Bruxism is the process of grinding the teeth together while sleeping and can lead to many serious dental problems. Grinding can cause teeth to become painful or loose. Patients can literally grind away parts of their teeth, leaving them with worn surfaces or fractured enamel.
People who have otherwise healthy teeth and gums can clench so often and so hard that over time their teeth become sensitive and they experience jaw pain and headaches. Night guard appliances will eliminate or greatly reduce clenching or grinding. Even in those who still clinch, the damage being done to the teeth will stop.
Mouth guards and mouth splints
If you grind your teeth while you’re asleep, it may help to wear a mouth guard or mouth splint at night.
Mouth guards and splints even out the pressure across your jaw and create a physical barrier between your upper and lower teeth to protect them from further damage. They can also reduce any grinding noises you make at night.
Mouth guards are similar to those used in sports such as boxing or rugby. They’re rubber or plastic and can be made by your dentist to fit your mouth. You can also buy a mouth guard from your local pharmacist, but it’s unlikely to fit as well as a custom-made one.
A mouth splint is made from harder plastic and fits precisely over your upper or lower teeth. They’re no more effective than mouth guards in reducing the symptoms of teeth grinding. However, they’re more expensive as they last for several years, whereas mouth guards usually only last for less than a year.

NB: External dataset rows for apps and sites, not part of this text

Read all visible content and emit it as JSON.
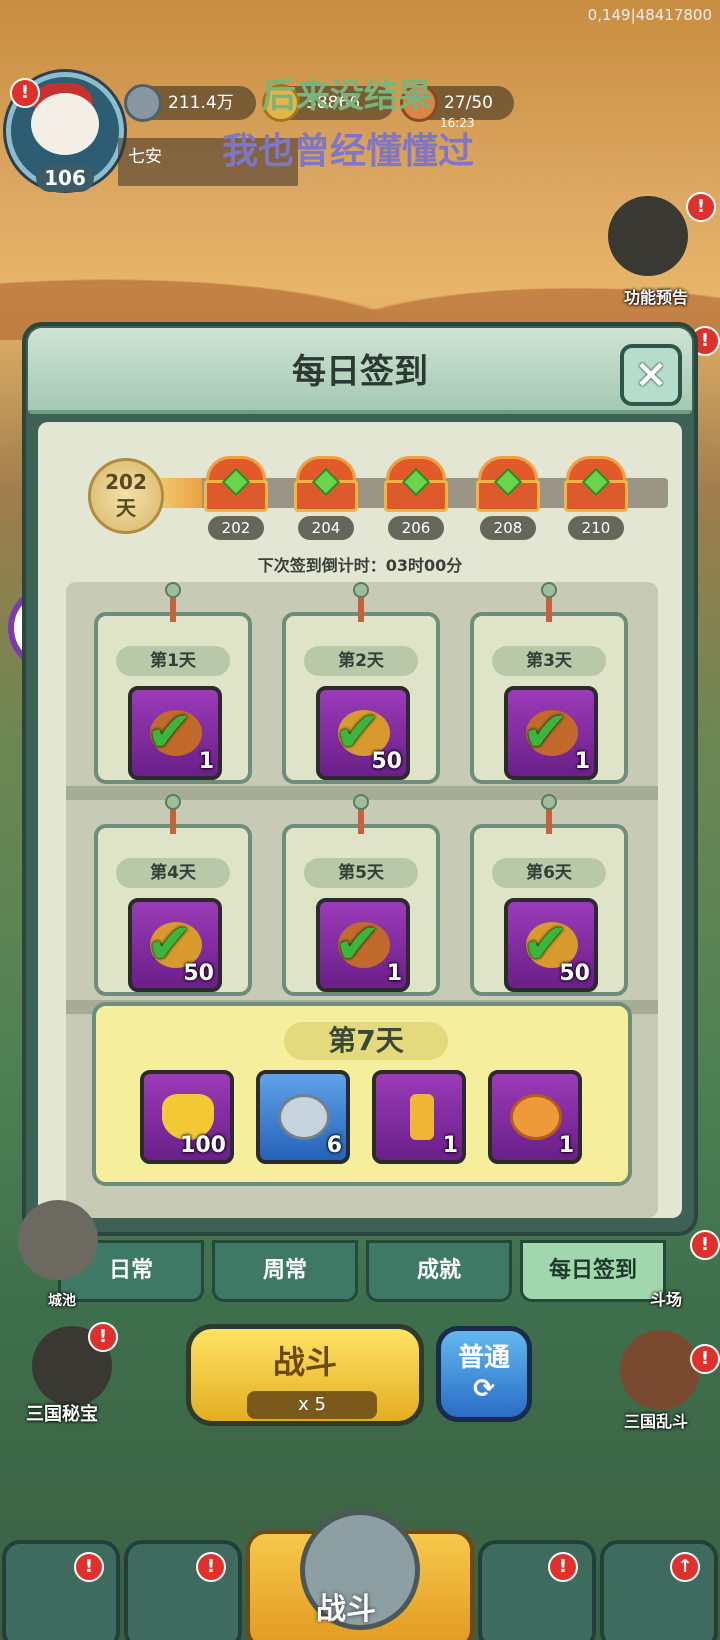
{
  "status_id": "0,149|48417800",
  "player": {
    "level": "106",
    "name": "七安"
  },
  "resources": {
    "silver": "211.4万",
    "gold": "38866",
    "stamina": "27/50",
    "time": "16:23"
  },
  "lyrics": {
    "line1": "后来没结果",
    "line2": "我也曾经懂懂过"
  },
  "side_npcs": {
    "preview": "功能预告",
    "castle": "城池",
    "secret": "三国秘宝",
    "brawl": "三国乱斗",
    "arena": "斗场"
  },
  "dialog": {
    "title": "每日签到",
    "close_icon": "×",
    "progress": {
      "days": "202",
      "unit": "天",
      "chests": [
        "202",
        "204",
        "206",
        "208",
        "210"
      ]
    },
    "countdown": "下次签到倒计时：03时00分",
    "days": [
      {
        "label": "第1天",
        "qty": "1"
      },
      {
        "label": "第2天",
        "qty": "50"
      },
      {
        "label": "第3天",
        "qty": "1"
      },
      {
        "label": "第4天",
        "qty": "50"
      },
      {
        "label": "第5天",
        "qty": "1"
      },
      {
        "label": "第6天",
        "qty": "50"
      }
    ],
    "day7": {
      "label": "第7天",
      "rewards": [
        {
          "qty": "100",
          "icon": "gold-ingot-icon"
        },
        {
          "qty": "6",
          "icon": "silver-coin-icon"
        },
        {
          "qty": "1",
          "icon": "key-icon"
        },
        {
          "qty": "1",
          "icon": "heart-coin-icon"
        }
      ]
    }
  },
  "tabs": [
    "日常",
    "周常",
    "成就",
    "每日签到"
  ],
  "active_tab": "每日签到",
  "battle": {
    "label": "战斗",
    "cost": "x 5",
    "mode": "普通"
  },
  "bottom_nav": {
    "center": "战斗"
  },
  "colors": {
    "check": "#3bb53b",
    "purple_item": "#7a2b9a",
    "accent_gold": "#f0c84a"
  }
}
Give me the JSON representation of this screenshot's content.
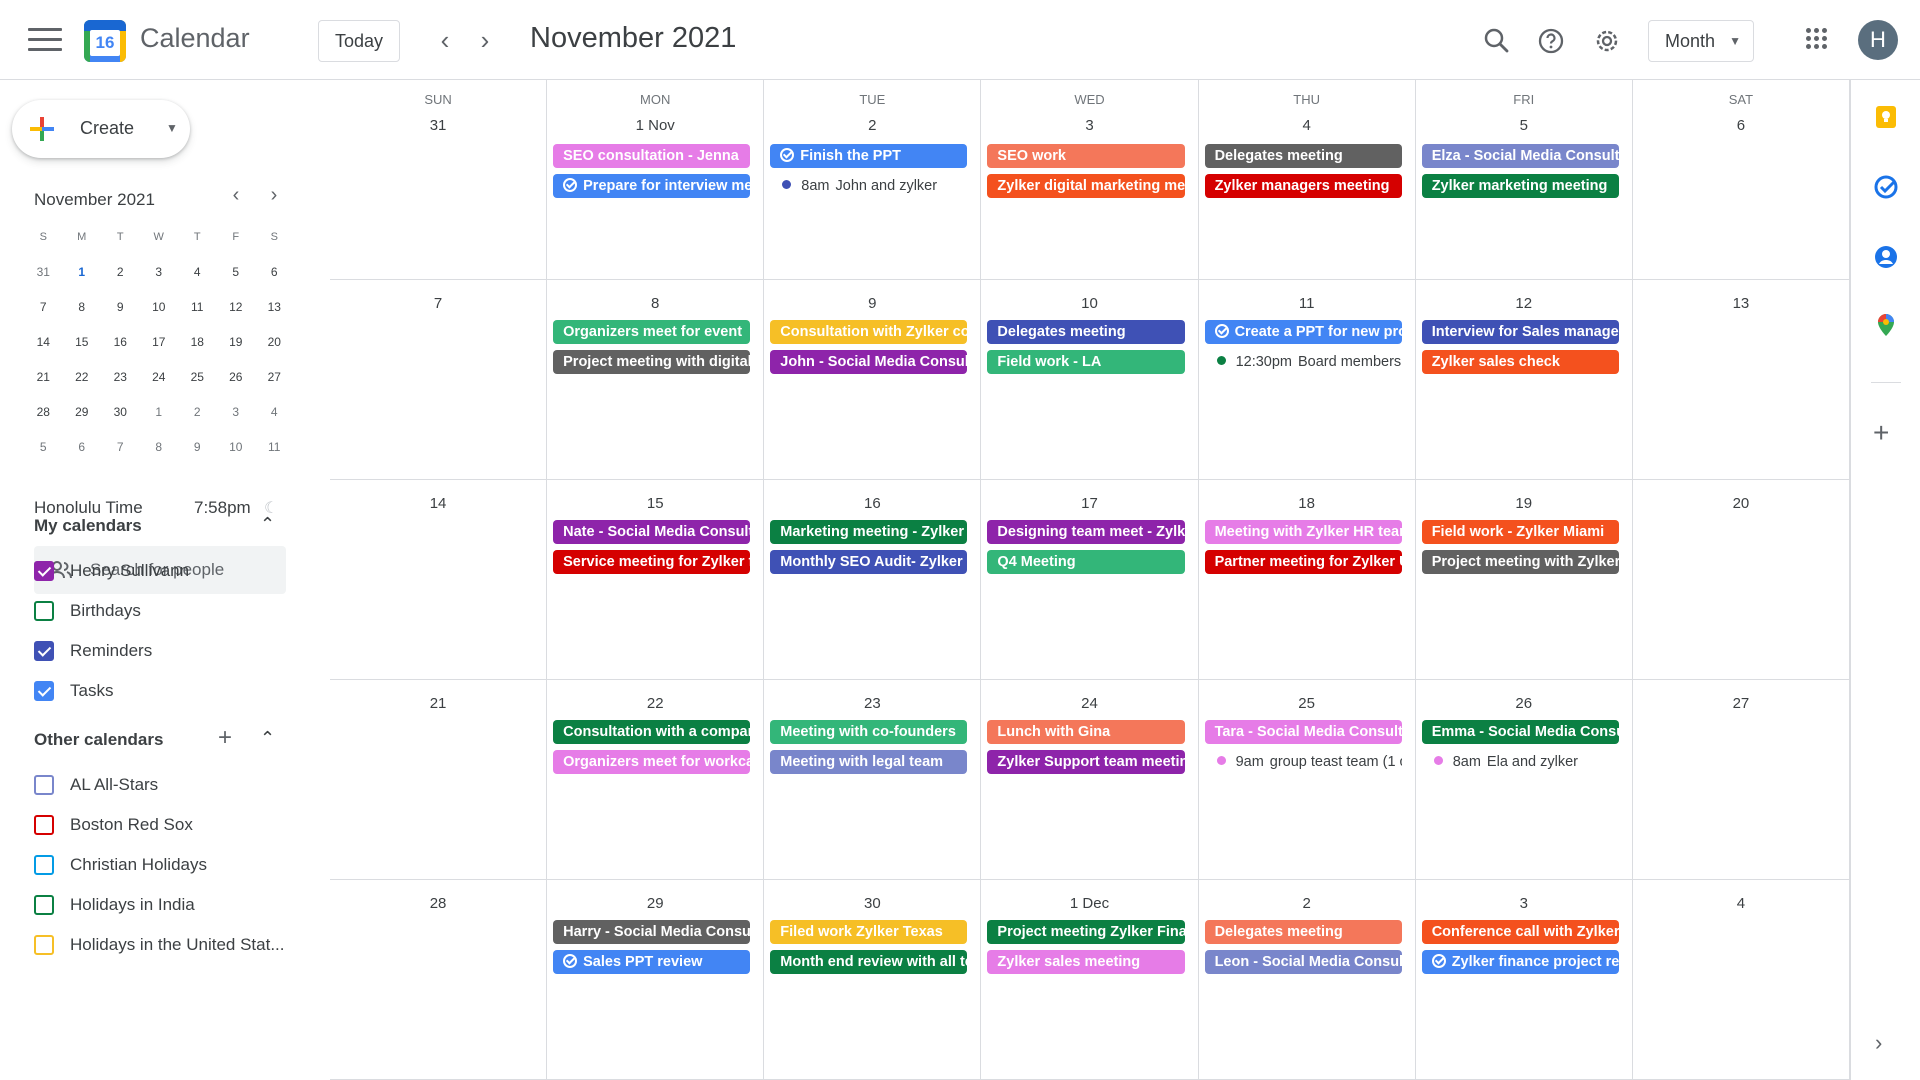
{
  "header": {
    "app_name": "Calendar",
    "logo_day": "16",
    "today_label": "Today",
    "period": "November 2021",
    "view": "Month",
    "avatar_initial": "H"
  },
  "sidebar": {
    "create_label": "Create",
    "mini_cal": {
      "title": "November 2021",
      "dow": [
        "S",
        "M",
        "T",
        "W",
        "T",
        "F",
        "S"
      ],
      "weeks": [
        [
          "31",
          "1",
          "2",
          "3",
          "4",
          "5",
          "6"
        ],
        [
          "7",
          "8",
          "9",
          "10",
          "11",
          "12",
          "13"
        ],
        [
          "14",
          "15",
          "16",
          "17",
          "18",
          "19",
          "20"
        ],
        [
          "21",
          "22",
          "23",
          "24",
          "25",
          "26",
          "27"
        ],
        [
          "28",
          "29",
          "30",
          "1",
          "2",
          "3",
          "4"
        ],
        [
          "5",
          "6",
          "7",
          "8",
          "9",
          "10",
          "11"
        ]
      ]
    },
    "timezone": {
      "label": "Honolulu Time",
      "time": "7:58pm"
    },
    "search_people_placeholder": "Search for people",
    "my_calendars": {
      "title": "My calendars",
      "items": [
        {
          "name": "Henry Sullivann",
          "color": "#8e24aa",
          "checked": true
        },
        {
          "name": "Birthdays",
          "color": "#0b8043",
          "checked": false
        },
        {
          "name": "Reminders",
          "color": "#3f51b5",
          "checked": true
        },
        {
          "name": "Tasks",
          "color": "#4285f4",
          "checked": true
        }
      ]
    },
    "other_calendars": {
      "title": "Other calendars",
      "items": [
        {
          "name": "AL All-Stars",
          "color": "#7986cb",
          "checked": false
        },
        {
          "name": "Boston Red Sox",
          "color": "#d50000",
          "checked": false
        },
        {
          "name": "Christian Holidays",
          "color": "#039be5",
          "checked": false
        },
        {
          "name": "Holidays in India",
          "color": "#0b8043",
          "checked": false
        },
        {
          "name": "Holidays in the United Stat...",
          "color": "#f6bf26",
          "checked": false
        }
      ]
    }
  },
  "month_grid": {
    "dow": [
      "SUN",
      "MON",
      "TUE",
      "WED",
      "THU",
      "FRI",
      "SAT"
    ],
    "weeks": [
      [
        {
          "date": "31",
          "events": []
        },
        {
          "date": "1 Nov",
          "events": [
            {
              "kind": "chip",
              "title": "SEO consultation - Jenna",
              "color": "#e67ce7"
            },
            {
              "kind": "chip",
              "title": "Prepare for interview me",
              "color": "#4285f4",
              "task": true
            }
          ]
        },
        {
          "date": "2",
          "events": [
            {
              "kind": "chip",
              "title": "Finish the PPT",
              "color": "#4285f4",
              "task": true
            },
            {
              "kind": "dot",
              "time": "8am",
              "title": "John and zylker",
              "color": "#3f51b5"
            }
          ]
        },
        {
          "date": "3",
          "events": [
            {
              "kind": "chip",
              "title": "SEO work",
              "color": "#f4775a"
            },
            {
              "kind": "chip",
              "title": "Zylker digital marketing me",
              "color": "#f4511e"
            }
          ]
        },
        {
          "date": "4",
          "events": [
            {
              "kind": "chip",
              "title": "Delegates meeting",
              "color": "#616161"
            },
            {
              "kind": "chip",
              "title": "Zylker managers meeting",
              "color": "#d50000"
            }
          ]
        },
        {
          "date": "5",
          "events": [
            {
              "kind": "chip",
              "title": "Elza - Social Media Consult",
              "color": "#7986cb"
            },
            {
              "kind": "chip",
              "title": "Zylker marketing meeting",
              "color": "#0b8043"
            }
          ]
        },
        {
          "date": "6",
          "events": []
        }
      ],
      [
        {
          "date": "7",
          "events": []
        },
        {
          "date": "8",
          "events": [
            {
              "kind": "chip",
              "title": "Organizers meet for event",
              "color": "#33b679"
            },
            {
              "kind": "chip",
              "title": "Project meeting with digital",
              "color": "#616161"
            }
          ]
        },
        {
          "date": "9",
          "events": [
            {
              "kind": "chip",
              "title": "Consultation with Zylker cor",
              "color": "#f6bf26"
            },
            {
              "kind": "chip",
              "title": "John - Social Media Consult",
              "color": "#8e24aa"
            }
          ]
        },
        {
          "date": "10",
          "events": [
            {
              "kind": "chip",
              "title": "Delegates meeting",
              "color": "#3f51b5"
            },
            {
              "kind": "chip",
              "title": "Field work - LA",
              "color": "#33b679"
            }
          ]
        },
        {
          "date": "11",
          "events": [
            {
              "kind": "chip",
              "title": "Create a PPT for new pro",
              "color": "#4285f4",
              "task": true
            },
            {
              "kind": "dot",
              "time": "12:30pm",
              "title": "Board members m",
              "color": "#0b8043"
            }
          ]
        },
        {
          "date": "12",
          "events": [
            {
              "kind": "chip",
              "title": "Interview for Sales manager",
              "color": "#3f51b5"
            },
            {
              "kind": "chip",
              "title": "Zylker sales check",
              "color": "#f4511e"
            }
          ]
        },
        {
          "date": "13",
          "events": []
        }
      ],
      [
        {
          "date": "14",
          "events": []
        },
        {
          "date": "15",
          "events": [
            {
              "kind": "chip",
              "title": "Nate - Social Media Consult",
              "color": "#8e24aa"
            },
            {
              "kind": "chip",
              "title": "Service meeting for Zylker f",
              "color": "#d50000"
            }
          ]
        },
        {
          "date": "16",
          "events": [
            {
              "kind": "chip",
              "title": "Marketing meeting - Zylker",
              "color": "#0b8043"
            },
            {
              "kind": "chip",
              "title": "Monthly SEO Audit- Zylker",
              "color": "#3f51b5"
            }
          ]
        },
        {
          "date": "17",
          "events": [
            {
              "kind": "chip",
              "title": "Designing team meet - Zylk",
              "color": "#8e24aa"
            },
            {
              "kind": "chip",
              "title": "Q4 Meeting",
              "color": "#33b679"
            }
          ]
        },
        {
          "date": "18",
          "events": [
            {
              "kind": "chip",
              "title": "Meeting with Zylker HR tear",
              "color": "#e67ce7"
            },
            {
              "kind": "chip",
              "title": "Partner meeting for Zylker U",
              "color": "#d50000"
            }
          ]
        },
        {
          "date": "19",
          "events": [
            {
              "kind": "chip",
              "title": "Field work - Zylker Miami",
              "color": "#f4511e"
            },
            {
              "kind": "chip",
              "title": "Project meeting with Zylker",
              "color": "#616161"
            }
          ]
        },
        {
          "date": "20",
          "events": []
        }
      ],
      [
        {
          "date": "21",
          "events": []
        },
        {
          "date": "22",
          "events": [
            {
              "kind": "chip",
              "title": "Consultation with a compar",
              "color": "#0b8043"
            },
            {
              "kind": "chip",
              "title": "Organizers meet for workca",
              "color": "#e67ce7"
            }
          ]
        },
        {
          "date": "23",
          "events": [
            {
              "kind": "chip",
              "title": "Meeting with co-founders",
              "color": "#33b679"
            },
            {
              "kind": "chip",
              "title": "Meeting with legal team",
              "color": "#7986cb"
            }
          ]
        },
        {
          "date": "24",
          "events": [
            {
              "kind": "chip",
              "title": "Lunch with Gina",
              "color": "#f4775a"
            },
            {
              "kind": "chip",
              "title": "Zylker Support team meetin",
              "color": "#8e24aa"
            }
          ]
        },
        {
          "date": "25",
          "events": [
            {
              "kind": "chip",
              "title": "Tara - Social Media Consult",
              "color": "#e67ce7"
            },
            {
              "kind": "dot",
              "time": "9am",
              "title": "group teast team (1 c",
              "color": "#e67ce7"
            }
          ]
        },
        {
          "date": "26",
          "events": [
            {
              "kind": "chip",
              "title": "Emma - Social Media Consu",
              "color": "#0b8043"
            },
            {
              "kind": "dot",
              "time": "8am",
              "title": "Ela and zylker",
              "color": "#e67ce7"
            }
          ]
        },
        {
          "date": "27",
          "events": []
        }
      ],
      [
        {
          "date": "28",
          "events": []
        },
        {
          "date": "29",
          "events": [
            {
              "kind": "chip",
              "title": "Harry - Social Media Consul",
              "color": "#616161"
            },
            {
              "kind": "chip",
              "title": "Sales PPT review",
              "color": "#4285f4",
              "task": true
            }
          ]
        },
        {
          "date": "30",
          "events": [
            {
              "kind": "chip",
              "title": "Filed work Zylker Texas",
              "color": "#f6bf26"
            },
            {
              "kind": "chip",
              "title": "Month end review with all te",
              "color": "#0b8043"
            }
          ]
        },
        {
          "date": "1 Dec",
          "events": [
            {
              "kind": "chip",
              "title": "Project meeting Zylker Fina",
              "color": "#0b8043"
            },
            {
              "kind": "chip",
              "title": "Zylker sales meeting",
              "color": "#e67ce7"
            }
          ]
        },
        {
          "date": "2",
          "events": [
            {
              "kind": "chip",
              "title": "Delegates meeting",
              "color": "#f4775a"
            },
            {
              "kind": "chip",
              "title": "Leon - Social Media Consult",
              "color": "#7986cb"
            }
          ]
        },
        {
          "date": "3",
          "events": [
            {
              "kind": "chip",
              "title": "Conference call with Zylker",
              "color": "#f4511e"
            },
            {
              "kind": "chip",
              "title": "Zylker finance project re",
              "color": "#4285f4",
              "task": true
            }
          ]
        },
        {
          "date": "4",
          "events": []
        }
      ]
    ]
  },
  "colors": {
    "accent": "#1a73e8",
    "border": "#dadce0"
  }
}
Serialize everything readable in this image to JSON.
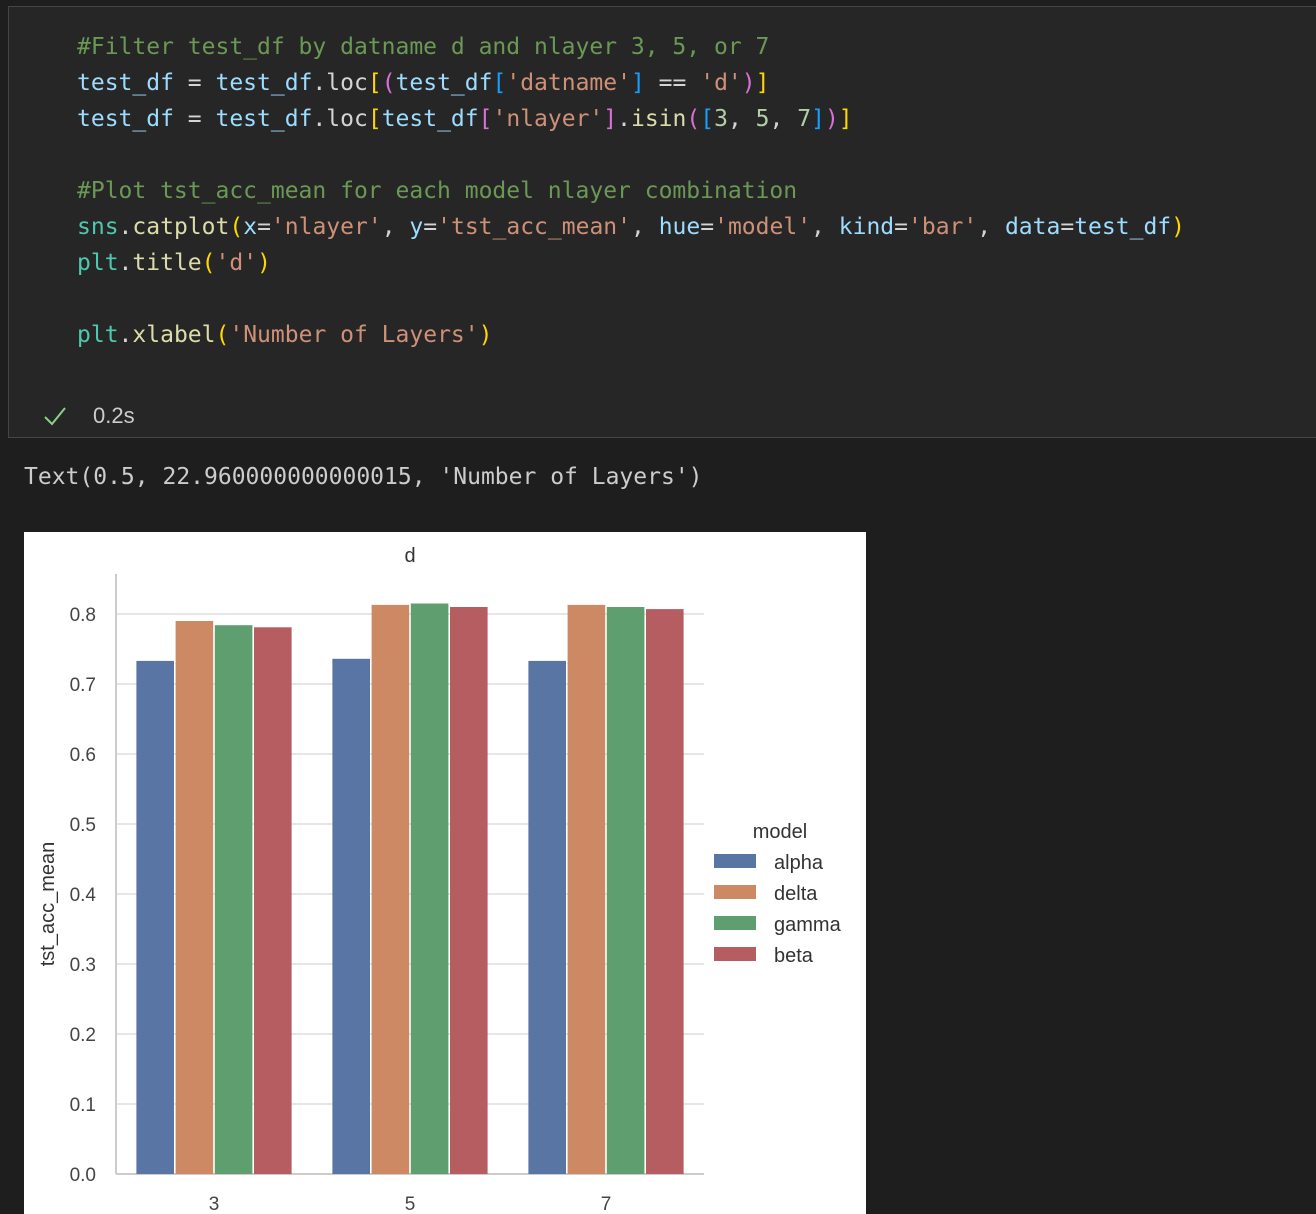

Treating stress and anxiety
If the underlying cause of your teeth grinding is stress or anxiety, psychological treatments, such as cognitive behavioural therapy (CBT), may help.
If your teeth grinding is stress-related, it’s important to try to relax and get a good night’s sleep. There are a number of things you can try to help you wind down before you go to bed, including:
– Deep breathing
– Having a bath
– Listening to music
– Read more about how to get a good night’s sleep.
Breaking the habit
Habit-reversal techniques are designed to break your teeth grinding habit. However, there’s no scientific evidence to suggest that using habit-reversal techniques will cure teeth grinding.
If you’re awake when you grind your teeth you might find it useful to record how often you grind your teeth each day. You can then work out when you’re more likely to do it and why – for example, when you’re concentrating or stressed.
If you’re aware of your habit it will be easier to break. To break the habit, you could train yourself to relax your jaw when you feel yourself grinding or clenching. For example, you could open your jaw slightly or gently place your tongue between your upper and lower teeth.
Habit-reversal techniques may be used by a specially trained therapist, or you can try them yourself using a computer programs or self-help book. Your GP will be able to advise you.
Treating and preventing dental problems
You should have regular dental check-ups so that any problems caused by your teeth grinding are treated as soon as possible to prevent further damage.
Dental problems, such as misaligned, cracked, crooked or missing teeth, can usually be treated with reconstructive dental treatments, such as false teeth, overlays and crowns.
These treatments can sometimes reshape the chewing surface of your teeth and stop you grinding.
Medication isn’t usually used to treat teeth grinding. But non-steroidal anti-inflammatory drugs (NSAIDs), such as ibuprofen, may help relieve any pain or swelling around your jaw caused by grinding.
In some cases, your GP may suggest taking a muscle relaxant before you go to bed to help relieve your symptoms.
If your teeth grinding is a side effect of taking antidepressant medication, your GP may suggest changing your medication. Never stop taking medication that’s been prescribed for you without consulting your GP first.
Self-help for teeth grinding
To help prevent teeth grinding:
– Cut back on alcohol because it can make teeth grinding while you’re asleep worse
– Give up smoking
– Avoid using recreational drugs, such as ecstasy and cocaine